That’s why I was impressed that last week’s Exchange conference got past the platitudes and into specifics. I participated in the opening panel, Catalyzing a New Era of Cross-Sector Collaboration, moderated by David Bornstein (Co-Founder of Solutions Journalism Network), along with Kathleen McLaughlin (Senior Vice President and Chief Sustainability Officer at Walmart, Inc., and President of the Walmart Foundation) and Hilary Pennington (Executive Vice President for Programs at the Ford Foundation).
Themes that emerged from the conversation:
1. Look beyond the social sector transformative impact
The problems philanthropy aims to solve are far bigger than we can address by scaling even the most effective nonprofits. Social sector funders must look to public sector and for-profit partners to scale solutions.
At the Irvine Foundation, our Better Careers initiative aims to move 25,000 low-wage workers in California into jobs paying $18 or more an hour. That’s our best estimate based on investing $120 million in evidence-based nonprofits (and some community colleges) over six years.
That’s a huge lift and just a fraction of the 1.5 million California workers who need a higher wage to support their families. To fill this enormous gap, we are exploring partnerships with employers and others in the public and commercial sectors.
We’ve all seen the theory of change that goes from measurable outcomes to wishful thinking about transformative impact. Instead of wishing for a miracle, we must ask ourselves if outcomes fr our current approaches are aligned with our aspirations.
2. Collaboration – and smart strategy – is about listening, not telling
Giving grants to organizations to implement strategies that you, not they, have developed, is not collaboration. Funders need to remember who does the work on the ground and who sees the challenges and potential solutions with their own eyes. We need to check our egos at the door and approach our funding decisions – and collaboration – with open minds.
At Irvine, we took two years to strategically restructure our organization in favor of more collaboration with grantees, who are critical to the development of our multi-year initiatives. (You can read more about two such initiatives, Better Careers and Fair Work, as well as a blog post about how listening to grantees and others helped inform one of those initiatives.)
3. Design with collaboration in mind
As society’s needs push us toward more collaboration, funders must create specific, measurable goals to align partnerships around. This includes having the right internal skillsets and processes to enable successful partnerships. Equally vital is cultivating leaders – internally, as partners, and as grantees – with an ability to collaborate.
These are only insights; there are many more practical lessons about how funders can collaborate more – and more effectively. The goal is to make progress, which alone should drive efforts.

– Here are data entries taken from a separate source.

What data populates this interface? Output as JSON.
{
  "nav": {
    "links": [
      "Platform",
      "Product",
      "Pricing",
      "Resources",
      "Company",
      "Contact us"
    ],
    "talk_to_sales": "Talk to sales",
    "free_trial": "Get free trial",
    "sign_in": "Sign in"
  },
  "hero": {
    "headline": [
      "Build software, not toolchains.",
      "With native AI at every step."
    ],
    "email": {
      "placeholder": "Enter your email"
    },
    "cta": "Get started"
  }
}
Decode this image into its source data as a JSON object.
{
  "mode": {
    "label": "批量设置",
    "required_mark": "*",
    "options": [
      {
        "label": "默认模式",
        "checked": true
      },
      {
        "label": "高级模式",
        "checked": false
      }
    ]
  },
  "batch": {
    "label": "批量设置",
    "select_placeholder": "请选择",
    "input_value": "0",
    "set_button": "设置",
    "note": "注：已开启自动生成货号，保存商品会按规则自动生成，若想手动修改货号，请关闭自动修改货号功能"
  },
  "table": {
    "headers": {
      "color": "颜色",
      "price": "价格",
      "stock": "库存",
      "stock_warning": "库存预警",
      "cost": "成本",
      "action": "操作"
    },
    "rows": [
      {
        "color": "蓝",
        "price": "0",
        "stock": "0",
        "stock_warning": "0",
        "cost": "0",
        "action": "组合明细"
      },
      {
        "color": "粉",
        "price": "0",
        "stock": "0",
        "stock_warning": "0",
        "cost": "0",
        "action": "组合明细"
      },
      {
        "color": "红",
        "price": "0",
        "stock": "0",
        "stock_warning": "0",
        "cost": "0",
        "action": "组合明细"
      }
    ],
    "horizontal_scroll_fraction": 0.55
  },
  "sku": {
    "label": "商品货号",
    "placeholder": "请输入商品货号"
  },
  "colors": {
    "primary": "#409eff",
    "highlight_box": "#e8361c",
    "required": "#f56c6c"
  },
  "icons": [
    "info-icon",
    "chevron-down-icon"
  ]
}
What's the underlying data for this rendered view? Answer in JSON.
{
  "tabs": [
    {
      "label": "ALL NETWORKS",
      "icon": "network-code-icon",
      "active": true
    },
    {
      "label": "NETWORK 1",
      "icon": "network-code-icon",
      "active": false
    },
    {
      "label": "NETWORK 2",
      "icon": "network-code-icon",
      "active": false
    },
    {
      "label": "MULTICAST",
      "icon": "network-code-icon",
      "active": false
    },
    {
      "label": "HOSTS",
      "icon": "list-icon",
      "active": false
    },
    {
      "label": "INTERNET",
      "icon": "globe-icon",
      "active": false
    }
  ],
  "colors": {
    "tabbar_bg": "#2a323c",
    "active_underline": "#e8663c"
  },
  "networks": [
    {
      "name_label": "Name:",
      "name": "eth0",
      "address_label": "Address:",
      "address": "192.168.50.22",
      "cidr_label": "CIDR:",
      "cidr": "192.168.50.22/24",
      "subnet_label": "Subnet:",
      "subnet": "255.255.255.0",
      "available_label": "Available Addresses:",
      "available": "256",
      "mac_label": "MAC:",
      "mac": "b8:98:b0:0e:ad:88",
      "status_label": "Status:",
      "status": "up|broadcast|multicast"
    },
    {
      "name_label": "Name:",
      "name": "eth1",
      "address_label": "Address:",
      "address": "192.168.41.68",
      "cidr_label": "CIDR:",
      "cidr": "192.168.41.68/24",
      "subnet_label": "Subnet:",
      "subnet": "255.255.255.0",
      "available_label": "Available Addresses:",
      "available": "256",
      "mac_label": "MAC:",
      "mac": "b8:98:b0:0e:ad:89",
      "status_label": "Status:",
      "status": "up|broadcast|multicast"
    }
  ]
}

I look forward to learning more from leaders like those at the Exchange conference and beyond.
If you have ideas for us at Irvine, or if would like to help us expand opportunities for low-wage, hardworking Californians, I’d love to hear from you at firstname.lastname@example.org.